Water and U.S. National Security
January 18, 2017
Water and security concerns are inextricably linked in every region of the world. While shared interests have historically facilitated cooperation in managing water, the future could be different. Climate change, combined with increased and more diverse demands for water, makes disputes more likely. Moreover, many of the security problems associated with water will occur in areas where the United States has strategic interests, including the Middle East and the Asia-Pacific. Yet water as an issue for U.S. national security lacks sustained visibility and sufficient funding.
Water is essential for drinking, agriculture, and livestock, and it is also used for electricity generation and industry. But across the world, hundreds of millions of people live without access to sufficient water for part or all of the year. A number of the states affected by chronic water scarcity also have weak governance, and some are already experiencing conflict. Where watersheds are shared across borders, governments may dispute control of those water resources, particularly where upstream dam construction diverts water from downstream countries. While violence is not inevitable, and history shows extensive water sharing between countries, conflicts over water are likely to become more severe in a world of nearly eight billion people experiencing increased demand for water, growing urbanization, and climate change.
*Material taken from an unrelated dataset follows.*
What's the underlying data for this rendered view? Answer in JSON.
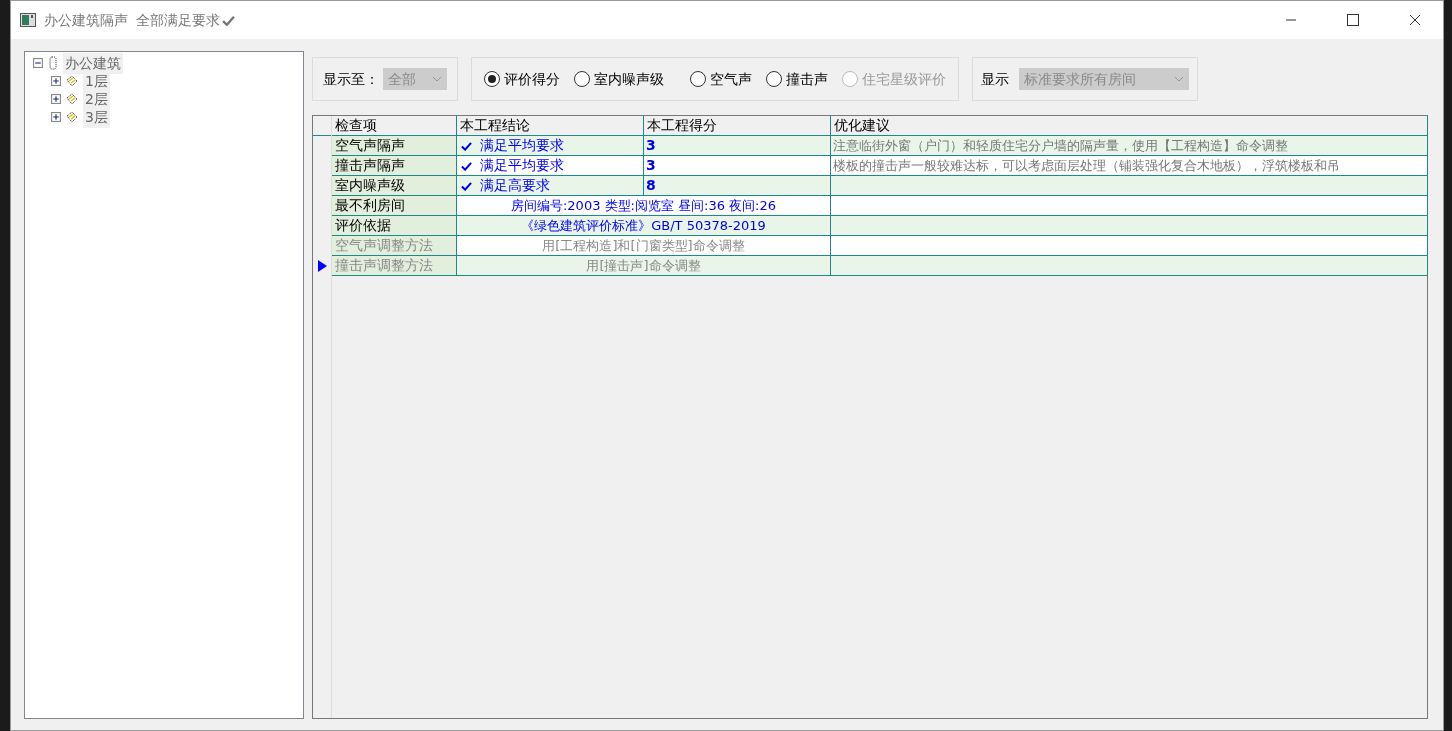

Within states, the effects of water scarcity on lives and livelihoods can lead to economic downturns and migration, while flooding and intermittent rains can each bring their own governance challenges.
The U.S. government has not fully utilized the capabilities of U.S. civil society, universities, and the private sector to anticipate and address water-related problems around the world. Improved data sources and methods, including satellite data collected by U.S. government assets, now make it possible to identify fragile states and river basins where water problems are most likely. The failure to invest in water and security now could mean that the United States and other international actors will pay billions later to respond to crises, whether they be humanitarian emergencies, disease outbreaks, or conflicts within or between states.
Pragmatic policies are necessary to address global water issues, such as elevating the importance of water at the highest levels in the U.S. government; supporting enhanced data collection, analysis, and early warning efforts; investing in building institutions to manage trans-boundary rivers and domestic water supplies; and developing public-private partnerships to in-crease water supplies, water conservation, and to waterproof at-risk infrastructure. At the same time, policymakers should keep in mind the need to "do no harm." In some instances, direct U.S. involvement could be appropriate. In others, the United States will be better served by working with partners to shore up its interests.
Selected Figures From This Report